If you're going from a house to another house, you can afford to take the time.

Five months is a lot of time to find a house.

IIRC, I did it in more like three weeks. I admit, I had a really good realtor (Realtor Bob - recommendations enthusiastically offered for anyone buying in South Minneapolis or nearby suburbs!), and I wasn't really picky.

First - what everyone else has said.

Second - make a list of what you want in a house. Split it into three categories:

1) Must Have
2) Would be nice
3) Only in our dreams

I wanted three bedrooms, a certain size of main floor / entertaining space, main floor and sleeping floor bathrooms, hardwood floors, and central A/C or a heating plant that easily supported central A/C (because I was also going to be adding the anti-plant allergens filter). That was my Must Have list.

When I started looking at houses, I bounced back and forth between 2 and 3 bedrooms - I ended up going with 3, which was too big, but I knew it was, and why it was, and that was good. When I got married 4 years later, it was a very good thing - that 3rd bedroom was "her" space, to do with as she wished.

I would have like a fireplace, but that was about a 2.5 wish - somewhere above would be nice, but not quite in my dreams.

Short form - get pre-approved, decide how much you are willing to spend - are you willing to be house-payment poor?, and get the best possible realtor.

Five months is a lot of time to find a house.

As a data point: When Dani and I bought our house we started looking in late April, had a signed sales agreement sometime in June, and closed in August. Even with Sundays being the only practical days to see places, we were generally able to see 5 or 6 in an afternoon so it only took a month or so to run through everything on the market that met our minimum requirements.

Going from house to house can be hard if the ability to buy the one is contingent on your selling the other.
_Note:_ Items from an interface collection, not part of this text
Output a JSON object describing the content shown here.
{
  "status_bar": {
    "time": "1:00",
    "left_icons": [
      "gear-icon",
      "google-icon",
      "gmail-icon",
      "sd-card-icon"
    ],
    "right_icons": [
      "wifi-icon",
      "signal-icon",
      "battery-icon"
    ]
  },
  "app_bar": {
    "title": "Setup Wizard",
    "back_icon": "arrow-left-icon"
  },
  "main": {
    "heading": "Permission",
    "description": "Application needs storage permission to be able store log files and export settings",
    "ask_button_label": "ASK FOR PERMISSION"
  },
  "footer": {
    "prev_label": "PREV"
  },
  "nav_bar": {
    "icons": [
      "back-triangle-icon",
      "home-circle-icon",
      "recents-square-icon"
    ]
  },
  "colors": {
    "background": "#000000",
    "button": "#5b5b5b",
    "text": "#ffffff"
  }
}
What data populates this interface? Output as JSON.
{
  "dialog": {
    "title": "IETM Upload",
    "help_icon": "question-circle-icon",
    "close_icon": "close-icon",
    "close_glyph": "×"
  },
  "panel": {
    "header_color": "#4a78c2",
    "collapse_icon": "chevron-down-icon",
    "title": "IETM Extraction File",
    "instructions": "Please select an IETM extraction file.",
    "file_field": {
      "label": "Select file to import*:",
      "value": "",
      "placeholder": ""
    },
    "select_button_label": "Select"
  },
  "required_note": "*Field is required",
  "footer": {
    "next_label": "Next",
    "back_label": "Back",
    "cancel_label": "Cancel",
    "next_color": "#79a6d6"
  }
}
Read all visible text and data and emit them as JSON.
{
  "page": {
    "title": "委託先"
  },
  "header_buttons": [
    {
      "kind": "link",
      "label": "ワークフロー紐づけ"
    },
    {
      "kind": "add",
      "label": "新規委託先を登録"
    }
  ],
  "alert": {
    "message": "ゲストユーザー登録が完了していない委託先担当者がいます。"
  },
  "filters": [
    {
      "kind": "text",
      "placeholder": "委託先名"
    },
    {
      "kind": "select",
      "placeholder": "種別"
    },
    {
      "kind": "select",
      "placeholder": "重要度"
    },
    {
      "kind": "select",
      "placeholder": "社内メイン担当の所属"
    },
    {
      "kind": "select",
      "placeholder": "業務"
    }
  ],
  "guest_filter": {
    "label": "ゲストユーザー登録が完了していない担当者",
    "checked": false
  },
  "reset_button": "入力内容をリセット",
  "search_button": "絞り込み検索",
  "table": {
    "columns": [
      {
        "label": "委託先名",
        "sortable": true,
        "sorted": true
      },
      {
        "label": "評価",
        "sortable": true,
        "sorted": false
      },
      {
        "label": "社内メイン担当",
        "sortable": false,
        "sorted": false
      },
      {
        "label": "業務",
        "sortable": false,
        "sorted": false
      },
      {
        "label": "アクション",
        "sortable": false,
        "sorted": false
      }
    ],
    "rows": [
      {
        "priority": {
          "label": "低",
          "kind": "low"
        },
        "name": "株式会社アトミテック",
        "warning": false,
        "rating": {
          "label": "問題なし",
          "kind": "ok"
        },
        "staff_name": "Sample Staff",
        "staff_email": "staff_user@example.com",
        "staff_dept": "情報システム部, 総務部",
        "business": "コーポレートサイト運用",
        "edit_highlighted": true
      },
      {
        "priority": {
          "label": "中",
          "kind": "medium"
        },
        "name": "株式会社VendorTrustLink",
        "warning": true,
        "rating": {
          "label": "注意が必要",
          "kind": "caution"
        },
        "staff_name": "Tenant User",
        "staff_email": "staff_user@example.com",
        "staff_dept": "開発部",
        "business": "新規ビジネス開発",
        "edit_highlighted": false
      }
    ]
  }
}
But that's not your situation. (I owned a house when Dani and I went looking, but the mortgage companies were so forthcoming with offers to lend outrageous amounts of money that I was able to say to them "ok, the delta between what we're willing to spend and what you're willing to lend is three times the outstanding balance on my current mortgage -- so how 'bout you remove that contingency clause?". Of course, this is Pittsburgh.

If she's selling, we need to find a place before this house changes hands

But aren't you in a multi-unit building? (Remembering the comment about your tub supposedly leaking into her place.) Or are you afraid the new landlord won't be willing to renew the lease?

> we need to find a place when our lease is over
> or negotiate a month-to-month or break it.

You shouldn't have to break it; just write into your offer that you need to close by (date lease expires).

If you're going from a house to another house, you can afford to take the time.

Well, the first time, I was going from a rental in a two-flat to a house, but I didn't have to worry about my lease not being renewed. I ended up closing about 6 weeks before my lease ran out, so I had plenty of time to shift my stuff (and rip out carpet in the new place).

Still, if you're meant to move, your house will find you. I expected to have to look for months to find another one, and this one turned up, practically on my doorstep, in 2 months.

I will Think Good Thought for your search.

We live in a two-family. It's considered a private house.